a profound sensory hearing loss that develops in 24 hours or less; generally thought to be due to a viral infection in the inner ear.
See also: idiopathic sudden sensorineural hearing impairment.

sudden deafness

Audiology An abrupt hearing loss that follows a known cause of deafness–eg, an explosion, viral infection, or use of certain drugs

sud·den deaf·ness

(sŭd'ĕn def'nĕs)
A profound sensory hearing loss that develops in 24 hours or less; generally thought to be due to a viral infection in the inner ear.

sudden deafness

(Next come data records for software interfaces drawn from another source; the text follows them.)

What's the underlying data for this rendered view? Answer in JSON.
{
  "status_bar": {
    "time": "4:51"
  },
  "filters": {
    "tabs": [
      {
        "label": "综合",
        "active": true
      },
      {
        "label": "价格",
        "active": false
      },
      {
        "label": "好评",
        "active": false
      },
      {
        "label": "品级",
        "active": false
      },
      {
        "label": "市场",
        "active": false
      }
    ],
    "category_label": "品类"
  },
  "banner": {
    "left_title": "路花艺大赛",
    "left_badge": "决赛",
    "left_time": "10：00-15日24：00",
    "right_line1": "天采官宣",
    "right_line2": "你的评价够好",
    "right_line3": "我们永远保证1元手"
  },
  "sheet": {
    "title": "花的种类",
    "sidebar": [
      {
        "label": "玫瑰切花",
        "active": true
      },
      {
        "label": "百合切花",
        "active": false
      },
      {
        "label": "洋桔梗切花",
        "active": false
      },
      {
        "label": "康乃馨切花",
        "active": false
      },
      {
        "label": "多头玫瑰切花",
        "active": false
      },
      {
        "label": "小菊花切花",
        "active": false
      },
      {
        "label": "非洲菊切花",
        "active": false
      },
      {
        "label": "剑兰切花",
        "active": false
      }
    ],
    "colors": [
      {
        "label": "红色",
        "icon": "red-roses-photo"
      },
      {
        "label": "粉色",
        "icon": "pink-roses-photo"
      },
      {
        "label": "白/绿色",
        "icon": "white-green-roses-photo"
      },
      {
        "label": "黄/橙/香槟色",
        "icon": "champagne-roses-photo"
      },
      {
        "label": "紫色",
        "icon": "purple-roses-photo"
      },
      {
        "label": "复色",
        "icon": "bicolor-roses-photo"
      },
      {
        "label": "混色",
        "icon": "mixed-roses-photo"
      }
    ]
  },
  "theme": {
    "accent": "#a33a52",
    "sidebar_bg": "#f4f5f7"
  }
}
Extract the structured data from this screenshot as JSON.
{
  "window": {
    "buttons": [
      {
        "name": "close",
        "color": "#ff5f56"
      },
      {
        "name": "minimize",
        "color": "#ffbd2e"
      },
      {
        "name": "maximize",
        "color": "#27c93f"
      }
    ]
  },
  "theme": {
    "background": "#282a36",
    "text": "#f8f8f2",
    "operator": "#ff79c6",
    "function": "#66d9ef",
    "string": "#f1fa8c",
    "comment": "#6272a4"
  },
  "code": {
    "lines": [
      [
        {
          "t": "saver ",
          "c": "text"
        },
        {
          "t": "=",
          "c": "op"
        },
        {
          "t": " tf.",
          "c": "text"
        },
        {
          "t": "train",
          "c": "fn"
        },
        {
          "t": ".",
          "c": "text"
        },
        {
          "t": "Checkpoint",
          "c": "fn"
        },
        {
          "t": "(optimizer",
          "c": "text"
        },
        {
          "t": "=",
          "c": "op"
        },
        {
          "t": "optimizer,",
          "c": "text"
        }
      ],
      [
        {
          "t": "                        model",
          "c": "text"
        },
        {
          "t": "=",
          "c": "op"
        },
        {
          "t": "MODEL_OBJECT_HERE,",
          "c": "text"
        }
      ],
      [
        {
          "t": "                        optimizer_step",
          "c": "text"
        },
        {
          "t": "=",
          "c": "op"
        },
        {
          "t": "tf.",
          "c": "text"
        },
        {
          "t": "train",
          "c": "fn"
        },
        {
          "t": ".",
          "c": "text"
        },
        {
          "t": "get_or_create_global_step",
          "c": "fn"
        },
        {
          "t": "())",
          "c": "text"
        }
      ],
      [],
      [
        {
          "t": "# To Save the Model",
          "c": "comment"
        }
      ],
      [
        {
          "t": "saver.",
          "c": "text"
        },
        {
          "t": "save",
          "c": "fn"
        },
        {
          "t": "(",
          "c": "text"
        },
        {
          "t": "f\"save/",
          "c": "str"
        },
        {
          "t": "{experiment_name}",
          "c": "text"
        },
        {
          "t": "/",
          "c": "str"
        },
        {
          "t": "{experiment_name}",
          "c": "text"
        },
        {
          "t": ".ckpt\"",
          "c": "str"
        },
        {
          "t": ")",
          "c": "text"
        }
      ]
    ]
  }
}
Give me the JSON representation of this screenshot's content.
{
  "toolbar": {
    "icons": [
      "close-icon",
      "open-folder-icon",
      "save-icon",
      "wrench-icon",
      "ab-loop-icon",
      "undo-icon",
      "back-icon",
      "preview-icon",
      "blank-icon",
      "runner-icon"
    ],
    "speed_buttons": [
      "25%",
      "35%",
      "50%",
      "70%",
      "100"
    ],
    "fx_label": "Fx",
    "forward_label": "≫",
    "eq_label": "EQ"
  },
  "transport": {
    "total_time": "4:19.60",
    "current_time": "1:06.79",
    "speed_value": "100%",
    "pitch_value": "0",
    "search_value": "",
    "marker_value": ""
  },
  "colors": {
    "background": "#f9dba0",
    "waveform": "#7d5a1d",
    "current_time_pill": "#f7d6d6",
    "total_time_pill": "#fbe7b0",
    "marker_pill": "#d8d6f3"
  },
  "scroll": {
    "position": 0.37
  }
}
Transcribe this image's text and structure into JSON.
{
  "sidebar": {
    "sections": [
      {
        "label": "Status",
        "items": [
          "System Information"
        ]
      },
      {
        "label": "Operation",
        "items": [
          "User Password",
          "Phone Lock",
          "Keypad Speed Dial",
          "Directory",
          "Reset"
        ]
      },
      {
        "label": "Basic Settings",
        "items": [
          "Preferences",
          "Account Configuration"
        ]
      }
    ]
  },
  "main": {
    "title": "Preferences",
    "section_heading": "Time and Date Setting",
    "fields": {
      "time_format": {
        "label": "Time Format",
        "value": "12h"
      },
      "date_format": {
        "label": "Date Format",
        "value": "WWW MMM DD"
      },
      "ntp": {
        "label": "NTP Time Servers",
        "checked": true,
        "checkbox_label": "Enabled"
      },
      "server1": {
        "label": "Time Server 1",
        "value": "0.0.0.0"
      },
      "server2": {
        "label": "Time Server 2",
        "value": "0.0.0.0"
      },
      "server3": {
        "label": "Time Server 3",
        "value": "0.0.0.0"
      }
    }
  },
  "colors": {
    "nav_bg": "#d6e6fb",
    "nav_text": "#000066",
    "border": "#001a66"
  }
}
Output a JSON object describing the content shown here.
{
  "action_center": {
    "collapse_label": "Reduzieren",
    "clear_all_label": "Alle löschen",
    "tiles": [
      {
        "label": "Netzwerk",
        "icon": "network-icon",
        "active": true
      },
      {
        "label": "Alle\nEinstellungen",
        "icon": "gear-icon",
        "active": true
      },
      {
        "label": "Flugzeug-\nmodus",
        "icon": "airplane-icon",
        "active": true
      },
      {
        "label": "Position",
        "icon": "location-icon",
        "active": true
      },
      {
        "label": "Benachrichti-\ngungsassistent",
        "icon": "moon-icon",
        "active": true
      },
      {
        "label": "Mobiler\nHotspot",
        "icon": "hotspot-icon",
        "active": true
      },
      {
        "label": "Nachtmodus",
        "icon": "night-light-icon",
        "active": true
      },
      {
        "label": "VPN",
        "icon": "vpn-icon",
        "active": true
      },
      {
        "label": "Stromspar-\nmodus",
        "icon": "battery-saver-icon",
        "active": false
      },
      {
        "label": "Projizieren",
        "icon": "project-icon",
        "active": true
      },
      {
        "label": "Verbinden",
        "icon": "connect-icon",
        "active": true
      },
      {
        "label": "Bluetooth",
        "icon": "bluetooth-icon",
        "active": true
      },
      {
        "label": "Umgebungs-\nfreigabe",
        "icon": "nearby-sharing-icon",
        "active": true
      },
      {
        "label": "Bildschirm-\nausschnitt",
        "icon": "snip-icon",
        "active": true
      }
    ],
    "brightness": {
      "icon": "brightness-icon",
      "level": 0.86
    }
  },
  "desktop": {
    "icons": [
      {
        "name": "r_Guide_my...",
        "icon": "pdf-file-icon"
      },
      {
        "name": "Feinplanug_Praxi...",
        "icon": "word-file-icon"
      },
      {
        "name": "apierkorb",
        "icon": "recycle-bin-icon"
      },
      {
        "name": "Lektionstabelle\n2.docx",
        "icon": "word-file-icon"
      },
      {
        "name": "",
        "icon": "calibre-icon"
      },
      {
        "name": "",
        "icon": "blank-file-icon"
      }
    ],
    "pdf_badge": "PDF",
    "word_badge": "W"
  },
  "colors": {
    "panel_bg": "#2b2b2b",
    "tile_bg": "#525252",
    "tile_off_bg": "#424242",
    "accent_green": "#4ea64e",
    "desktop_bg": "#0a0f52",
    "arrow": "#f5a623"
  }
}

Deafness that occurs after an acute insult to the ear, e.g., after exposure to a toxin or medication (as from too high a dose of aminoglycosides), after a viral infection that damages the inner ear, or after blasts or head trauma.
See also: deafness
References in periodicals archive ?
Statistics in the literature show sudden deafness, tinnitus, inner ear damage, and Meniere disease to be predominant in the left ear (10 to 20%).
In a meta-analysis of 17 studies (3,219 patients) exploring sudden deafness, Reiss found a distribution of 43.
Though there are more than 100 possible causes of sudden deafness, it is rare for a specific cause to be precisely identified.
By definition, the causes of idiopathic sudden deafness are less certain.
The management of idiopathic sudden deafness begins after we have ruled out known causes by magnetic resonance imaging and other means.
The latter finding is consistent with earlier reports that vertigo is associated with a negative prognosis in patients with hydropic hearing impairment (32) and sudden deafness.
Personal experiences with tympanoscopy in sudden deafness [in German].
0%) who had been treated beyond 1 week of the onset of sudden deafness experienced no recovery, a rate that is consistent with the failure rate of 53% reported by Shaia and Sheehy.
Diagnostic criteria for sudden deafness, mumps deafness and perilymphatic fistula.
Serological and clinical study of herpes simplex virus infection in patients with sudden deafness.
In the 54 patients with contralateral DEH, the presumed causes of hearing loss were upper respiratory tract infection with high fever in seven, otitis media and mastoiditis in five, mumps in five, head injury in five, sudden deafness in four, measles in two, acoustic trauma (by firecrackers) in one, and meningitis in one (table 2).